── Task inputs ──

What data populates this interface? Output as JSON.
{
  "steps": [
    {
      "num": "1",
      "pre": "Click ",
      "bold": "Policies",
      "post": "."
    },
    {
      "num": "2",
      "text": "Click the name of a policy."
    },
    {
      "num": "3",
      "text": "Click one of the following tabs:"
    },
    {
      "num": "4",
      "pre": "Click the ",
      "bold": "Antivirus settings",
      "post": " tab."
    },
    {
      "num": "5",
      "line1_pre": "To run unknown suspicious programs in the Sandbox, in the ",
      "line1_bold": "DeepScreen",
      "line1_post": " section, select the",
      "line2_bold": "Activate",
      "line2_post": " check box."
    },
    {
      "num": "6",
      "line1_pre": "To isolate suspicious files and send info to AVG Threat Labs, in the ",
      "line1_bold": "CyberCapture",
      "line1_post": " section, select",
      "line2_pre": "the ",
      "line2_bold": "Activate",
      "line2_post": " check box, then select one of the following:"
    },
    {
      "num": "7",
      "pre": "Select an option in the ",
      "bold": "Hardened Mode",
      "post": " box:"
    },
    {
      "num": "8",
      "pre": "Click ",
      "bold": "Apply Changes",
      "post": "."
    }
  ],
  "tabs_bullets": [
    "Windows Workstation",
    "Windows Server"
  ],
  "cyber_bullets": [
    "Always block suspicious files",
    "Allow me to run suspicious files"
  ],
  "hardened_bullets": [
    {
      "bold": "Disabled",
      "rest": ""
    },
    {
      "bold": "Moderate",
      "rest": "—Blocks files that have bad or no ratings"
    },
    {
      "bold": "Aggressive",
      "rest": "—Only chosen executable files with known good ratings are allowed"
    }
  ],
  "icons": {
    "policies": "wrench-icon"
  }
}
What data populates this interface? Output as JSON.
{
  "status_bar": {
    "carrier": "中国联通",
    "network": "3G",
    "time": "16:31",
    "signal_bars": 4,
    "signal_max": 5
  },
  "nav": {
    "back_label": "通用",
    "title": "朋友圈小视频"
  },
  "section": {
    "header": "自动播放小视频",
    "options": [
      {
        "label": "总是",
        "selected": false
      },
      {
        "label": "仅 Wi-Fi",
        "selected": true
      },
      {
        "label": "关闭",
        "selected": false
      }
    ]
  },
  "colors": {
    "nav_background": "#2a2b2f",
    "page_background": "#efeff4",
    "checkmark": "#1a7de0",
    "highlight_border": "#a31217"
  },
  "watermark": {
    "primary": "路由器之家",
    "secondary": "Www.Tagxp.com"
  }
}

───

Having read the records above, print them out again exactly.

◆ **Solution for this problem**:
What data populates this interface? Output as JSON.
{
  "steps": [
    {
      "num": "1",
      "pre": "Click ",
      "bold": "Policies",
      "post": "."
    },
    {
      "num": "2",
      "text": "Click the name of a policy."
    },
    {
      "num": "3",
      "text": "Click one of the following tabs:"
    },
    {
      "num": "4",
      "pre": "Click the ",
      "bold": "Antivirus settings",
      "post": " tab."
    },
    {
      "num": "5",
      "line1_pre": "To run unknown suspicious programs in the Sandbox, in the ",
      "line1_bold": "DeepScreen",
      "line1_post": " section, select the",
      "line2_bold": "Activate",
      "line2_post": " check box."
    },
    {
      "num": "6",
      "line1_pre": "To isolate suspicious files and send info to AVG Threat Labs, in the ",
      "line1_bold": "CyberCapture",
      "line1_post": " section, select",
      "line2_pre": "the ",
      "line2_bold": "Activate",
      "line2_post": " check box, then select one of the following:"
    },
    {
      "num": "7",
      "pre": "Select an option in the ",
      "bold": "Hardened Mode",
      "post": " box:"
    },
    {
      "num": "8",
      "pre": "Click ",
      "bold": "Apply Changes",
      "post": "."
    }
  ],
  "tabs_bullets": [
    "Windows Workstation",
    "Windows Server"
  ],
  "cyber_bullets": [
    "Always block suspicious files",
    "Allow me to run suspicious files"
  ],
  "hardened_bullets": [
    {
      "bold": "Disabled",
      "rest": ""
    },
    {
      "bold": "Moderate",
      "rest": "—Blocks files that have bad or no ratings"
    },
    {
      "bold": "Aggressive",
      "rest": "—Only chosen executable files with known good ratings are allowed"
    }
  ],
  "icons": {
    "policies": "wrench-icon"
  }
}
What data populates this interface? Output as JSON.
{
  "status_bar": {
    "carrier": "中国联通",
    "network": "3G",
    "time": "16:31",
    "signal_bars": 4,
    "signal_max": 5
  },
  "nav": {
    "back_label": "通用",
    "title": "朋友圈小视频"
  },
  "section": {
    "header": "自动播放小视频",
    "options": [
      {
        "label": "总是",
        "selected": false
      },
      {
        "label": "仅 Wi-Fi",
        "selected": true
      },
      {
        "label": "关闭",
        "selected": false
      }
    ]
  },
  "colors": {
    "nav_background": "#2a2b2f",
    "page_background": "#efeff4",
    "checkmark": "#1a7de0",
    "highlight_border": "#a31217"
  },
  "watermark": {
    "primary": "路由器之家",
    "secondary": "Www.Tagxp.com"
  }
}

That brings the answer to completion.